November 24th, 2011

The first full-length CD album I bought was The Grid’s Evolver.  A lifetime appreciation for the inappropriate juxtaposition of banjos against loud synth stabs was born.

The Grid – Swamp Thing

October 28th, 2011

“What’s your favourite band?” asked someone the other day.  A surprisingly easy question – it’s The Art of Noise.  “Who?” or perhaps “Why?” you quiz keenly.  Because they made stuff like this.  25 years ago.

The Art of Noise – Back Beat


October 12th, 2011

This rather shocking piece of history is mainly notable for Pat Sharp’s quite stellar hair.  I bought a cassette tape compilation from a Northants car boot sale around 20 years ago, the highlight of which this charidee cover of the Michael Zager band which rose to Number 5 in the charts.  (Well, it was the 80s.)  Didn’t realise it was actually a PWL production until I looked it up just now, but even so I still maintain that the synthy ‘Everybody move your body’ refrain is still pretty damn memorable even today.

Pat & Mick – Let’s All Chant

September 20th, 2011

The glorious silliness of having the Can Can played by Vanessa-Mae with a 4/4 beat and a slew of samples lobbed on top is only matched by my desire to find the time to re-edit this into something even sillier.  I can’t believe it’s taken me about 15 years to notice this even existed.

August 11th, 2011

Ever heard of 140 Jungle?  No, neither had I.  But if you’re anything like me, you’ll be glad that you have now.  A multi-monickered genre essentially reminiscent of – I imagine – 4am in the quiet backroom at Dreamscape in the early 1990s, it’s a rolling, slo-mo collection of breaks ‘n’ bass that’s as at home in your lounge at 1am on a Thursday as in a grimy tent in a forest.  Just as well, because the former is where it sat on heavy repeat just this morning.

The Hardcore Lives crew dropped me a promo of their latest offering just yesterday and it’s quite unlike anything I’ve heard – from them or otherwise – for some time, and all the better for it.  As dark and minimal as the cover implies, yet retaining a head-nodding accessibility and memorable bassline that leaves you reaching for Repeat.

A Roni Size-esque rumble underpins There’s Something Out There‘s minimal stylings, gaps between percussive breaks filled with sirens, telephone and ragga shouts evocative of jungle history.  Thin, lush pads, looped 30s horror-movie backgrounds and the occasional horn leave the listener’s old-skool desires satisfied.
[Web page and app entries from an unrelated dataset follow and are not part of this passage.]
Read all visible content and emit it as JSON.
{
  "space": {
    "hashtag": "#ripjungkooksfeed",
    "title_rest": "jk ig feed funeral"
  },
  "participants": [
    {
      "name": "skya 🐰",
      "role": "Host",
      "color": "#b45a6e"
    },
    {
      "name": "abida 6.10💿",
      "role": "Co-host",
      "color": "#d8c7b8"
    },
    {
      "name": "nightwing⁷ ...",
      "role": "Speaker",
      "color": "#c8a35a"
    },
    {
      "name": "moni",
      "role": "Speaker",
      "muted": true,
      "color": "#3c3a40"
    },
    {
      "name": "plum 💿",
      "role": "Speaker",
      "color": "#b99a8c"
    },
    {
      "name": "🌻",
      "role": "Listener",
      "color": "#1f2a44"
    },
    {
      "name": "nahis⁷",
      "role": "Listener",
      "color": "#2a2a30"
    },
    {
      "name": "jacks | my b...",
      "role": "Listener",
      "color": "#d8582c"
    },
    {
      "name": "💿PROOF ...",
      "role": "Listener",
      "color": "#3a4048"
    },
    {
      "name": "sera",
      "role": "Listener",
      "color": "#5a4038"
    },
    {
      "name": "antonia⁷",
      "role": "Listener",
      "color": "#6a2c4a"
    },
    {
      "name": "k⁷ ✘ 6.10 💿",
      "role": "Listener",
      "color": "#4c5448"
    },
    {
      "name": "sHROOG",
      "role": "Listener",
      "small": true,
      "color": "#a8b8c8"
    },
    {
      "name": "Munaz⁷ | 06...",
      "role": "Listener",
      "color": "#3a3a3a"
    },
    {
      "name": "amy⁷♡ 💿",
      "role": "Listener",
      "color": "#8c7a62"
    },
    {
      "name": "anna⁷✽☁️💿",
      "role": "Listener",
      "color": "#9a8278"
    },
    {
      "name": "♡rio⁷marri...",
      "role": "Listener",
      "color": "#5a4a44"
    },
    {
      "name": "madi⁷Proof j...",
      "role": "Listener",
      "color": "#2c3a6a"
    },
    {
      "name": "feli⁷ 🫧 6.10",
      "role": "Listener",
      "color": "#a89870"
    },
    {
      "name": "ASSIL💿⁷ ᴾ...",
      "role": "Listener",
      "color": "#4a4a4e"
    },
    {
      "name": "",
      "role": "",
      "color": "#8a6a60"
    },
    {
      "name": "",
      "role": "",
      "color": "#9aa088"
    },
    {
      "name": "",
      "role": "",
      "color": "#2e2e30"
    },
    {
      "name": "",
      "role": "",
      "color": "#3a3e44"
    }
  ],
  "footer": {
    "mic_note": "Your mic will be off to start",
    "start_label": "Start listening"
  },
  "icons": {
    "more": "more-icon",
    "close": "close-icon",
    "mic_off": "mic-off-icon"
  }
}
Does progressive drum ‘n’ bass exist?  If so, The Plan is a great example.  Building around the rise and fall of a wonky, lethargic but catchy riff alongside choppy amen, an intriguingly quiet 4/4 pushes the tune along at an urgent pace.  A sparkling secondary synth line adds an unexpectedly sparkling atmosphere, and it’s easy to expect the whole tune to be verging on a big breakdown or reveal – that this never happens it’s no bad thing.  For me, this is the gem of the two; extremely listenable indeed.

The Plan E.P. is out soon on Hardcore Lives Records.